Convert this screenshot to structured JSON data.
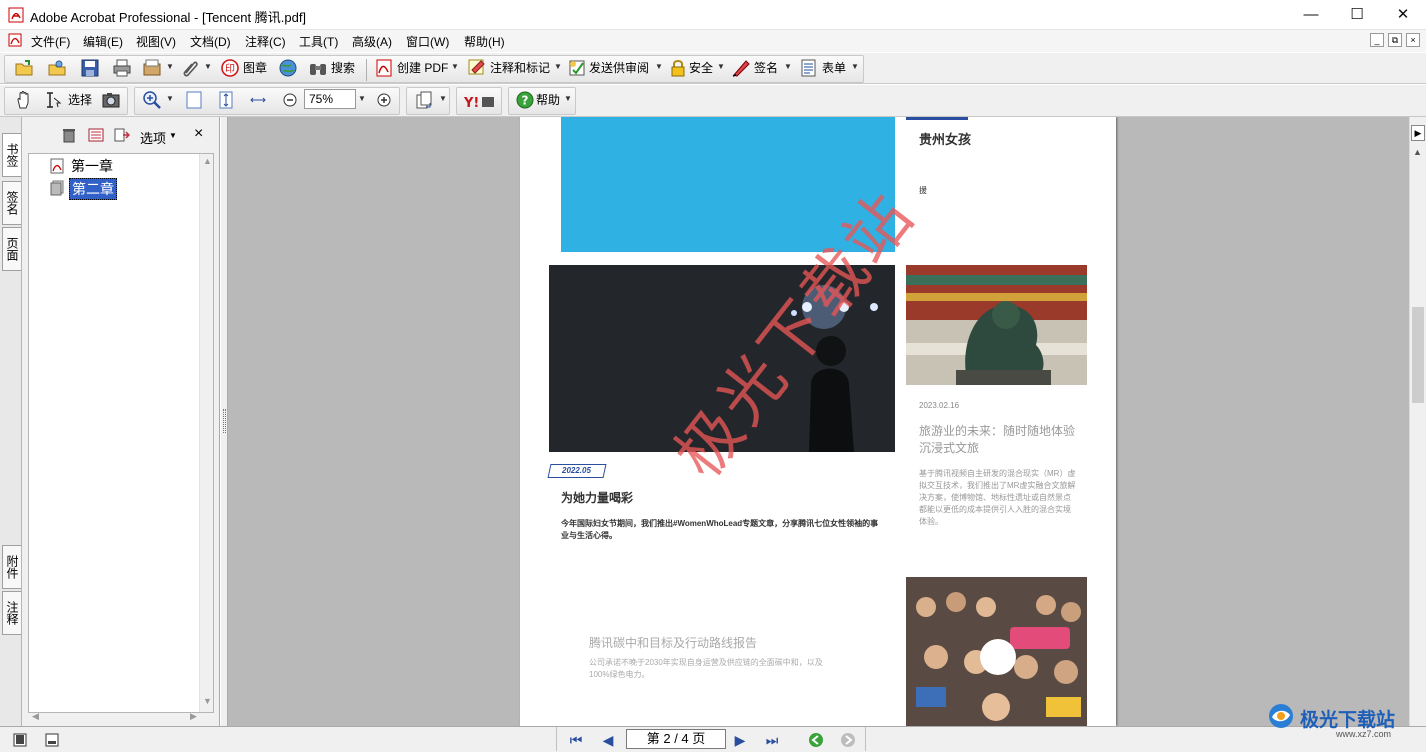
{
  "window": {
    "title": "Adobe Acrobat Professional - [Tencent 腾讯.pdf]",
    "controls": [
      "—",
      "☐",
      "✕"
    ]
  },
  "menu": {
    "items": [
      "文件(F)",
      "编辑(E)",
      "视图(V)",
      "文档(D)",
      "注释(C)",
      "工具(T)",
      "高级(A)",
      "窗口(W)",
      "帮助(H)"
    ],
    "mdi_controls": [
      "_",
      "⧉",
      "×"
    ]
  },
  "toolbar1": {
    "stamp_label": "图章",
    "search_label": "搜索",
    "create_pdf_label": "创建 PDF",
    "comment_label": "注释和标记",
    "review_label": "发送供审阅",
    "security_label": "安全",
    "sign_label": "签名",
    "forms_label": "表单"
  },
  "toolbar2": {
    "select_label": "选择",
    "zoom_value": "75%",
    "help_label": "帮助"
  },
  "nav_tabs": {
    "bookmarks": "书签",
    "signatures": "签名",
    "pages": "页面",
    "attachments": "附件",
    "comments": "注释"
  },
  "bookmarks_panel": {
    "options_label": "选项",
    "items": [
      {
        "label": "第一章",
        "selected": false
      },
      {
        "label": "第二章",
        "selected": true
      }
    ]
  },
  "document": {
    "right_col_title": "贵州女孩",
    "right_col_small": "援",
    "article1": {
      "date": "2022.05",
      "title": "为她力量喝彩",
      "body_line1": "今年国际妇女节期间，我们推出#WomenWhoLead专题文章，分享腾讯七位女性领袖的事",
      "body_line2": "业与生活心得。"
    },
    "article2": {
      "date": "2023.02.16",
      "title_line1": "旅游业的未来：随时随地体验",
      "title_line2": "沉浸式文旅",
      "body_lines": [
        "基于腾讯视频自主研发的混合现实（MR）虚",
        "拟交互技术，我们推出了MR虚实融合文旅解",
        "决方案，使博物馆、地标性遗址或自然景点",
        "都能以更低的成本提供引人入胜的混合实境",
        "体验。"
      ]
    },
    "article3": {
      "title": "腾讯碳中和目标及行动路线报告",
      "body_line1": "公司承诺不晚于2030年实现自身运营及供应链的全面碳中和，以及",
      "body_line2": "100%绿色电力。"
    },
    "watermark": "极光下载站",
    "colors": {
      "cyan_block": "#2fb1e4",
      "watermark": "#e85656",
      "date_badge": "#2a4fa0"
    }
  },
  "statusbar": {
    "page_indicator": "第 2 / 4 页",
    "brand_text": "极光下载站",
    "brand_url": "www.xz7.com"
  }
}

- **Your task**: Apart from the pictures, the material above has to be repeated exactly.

- **Expected output**:
Convert this screenshot to structured JSON data.
{
  "window": {
    "title": "Adobe Acrobat Professional - [Tencent 腾讯.pdf]",
    "controls": [
      "—",
      "☐",
      "✕"
    ]
  },
  "menu": {
    "items": [
      "文件(F)",
      "编辑(E)",
      "视图(V)",
      "文档(D)",
      "注释(C)",
      "工具(T)",
      "高级(A)",
      "窗口(W)",
      "帮助(H)"
    ],
    "mdi_controls": [
      "_",
      "⧉",
      "×"
    ]
  },
  "toolbar1": {
    "stamp_label": "图章",
    "search_label": "搜索",
    "create_pdf_label": "创建 PDF",
    "comment_label": "注释和标记",
    "review_label": "发送供审阅",
    "security_label": "安全",
    "sign_label": "签名",
    "forms_label": "表单"
  },
  "toolbar2": {
    "select_label": "选择",
    "zoom_value": "75%",
    "help_label": "帮助"
  },
  "nav_tabs": {
    "bookmarks": "书签",
    "signatures": "签名",
    "pages": "页面",
    "attachments": "附件",
    "comments": "注释"
  },
  "bookmarks_panel": {
    "options_label": "选项",
    "items": [
      {
        "label": "第一章",
        "selected": false
      },
      {
        "label": "第二章",
        "selected": true
      }
    ]
  },
  "document": {
    "right_col_title": "贵州女孩",
    "right_col_small": "援",
    "article1": {
      "date": "2022.05",
      "title": "为她力量喝彩",
      "body_line1": "今年国际妇女节期间，我们推出#WomenWhoLead专题文章，分享腾讯七位女性领袖的事",
      "body_line2": "业与生活心得。"
    },
    "article2": {
      "date": "2023.02.16",
      "title_line1": "旅游业的未来：随时随地体验",
      "title_line2": "沉浸式文旅",
      "body_lines": [
        "基于腾讯视频自主研发的混合现实（MR）虚",
        "拟交互技术，我们推出了MR虚实融合文旅解",
        "决方案，使博物馆、地标性遗址或自然景点",
        "都能以更低的成本提供引人入胜的混合实境",
        "体验。"
      ]
    },
    "article3": {
      "title": "腾讯碳中和目标及行动路线报告",
      "body_line1": "公司承诺不晚于2030年实现自身运营及供应链的全面碳中和，以及",
      "body_line2": "100%绿色电力。"
    },
    "watermark": "极光下载站",
    "colors": {
      "cyan_block": "#2fb1e4",
      "watermark": "#e85656",
      "date_badge": "#2a4fa0"
    }
  },
  "statusbar": {
    "page_indicator": "第 2 / 4 页",
    "brand_text": "极光下载站",
    "brand_url": "www.xz7.com"
  }
}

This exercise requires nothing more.